Owner name: FORE SYSTEMS, INC., PENNSYLVANIA
Free format text: ASSIGNMENT OF ASSIGNORS INTEREST;ASSIGNOR:REDMORE, SETH;REEL/FRAME:010205/0228
Effective date: 19990809
|Oct 9, 2001||AS||Assignment|
|Nov 5, 2003||AS||Assignment|
|Jun 14, 2006||AS||Assignment|
Owner name: ERICSSON AB,SWEDEN
Free format text: ASSIGNMENT OF ASSIGNORS INTEREST;ASSIGNOR:MARCONI INTELLECTUAL PROPERTY (RINGFENCE) INC.;REEL/FRAME:018047/0028
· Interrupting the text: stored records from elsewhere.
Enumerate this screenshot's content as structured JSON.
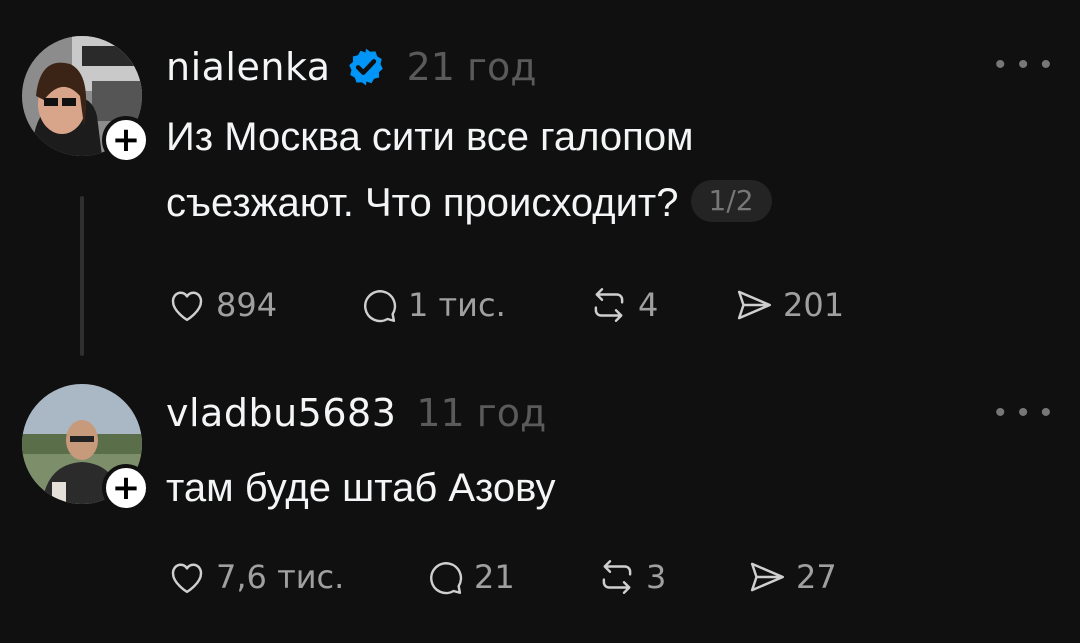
{
  "posts": [
    {
      "username": "nialenka",
      "verified": true,
      "time": "21 год",
      "text_lines": [
        "Из Москва сити все галопом",
        "съезжают. Что происходит?"
      ],
      "counter": "1/2",
      "likes": "894",
      "comments": "1 тис.",
      "reposts": "4",
      "shares": "201"
    },
    {
      "username": "vladbu5683",
      "verified": false,
      "time": "11 год",
      "text_lines": [
        "там буде штаб Азову"
      ],
      "likes": "7,6 тис.",
      "comments": "21",
      "reposts": "3",
      "shares": "27"
    }
  ],
  "icons": {
    "more": "more-icon",
    "verified": "verified-badge-icon",
    "follow": "plus-icon",
    "like": "heart-icon",
    "comment": "comment-icon",
    "repost": "repost-icon",
    "share": "send-icon"
  },
  "colors": {
    "background": "#101010",
    "text": "#f3f5f7",
    "muted": "#5a5a5a",
    "verified": "#0095f6"
  }
}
Effective date: 20060101
|Oct 14, 2008||CC||Certificate of correction|
|Dec 1, 2008||FPAY||Fee payment|
Year of fee payment: 4
|Nov 30, 2012||FPAY||Fee payment|
Year of fee payment: 8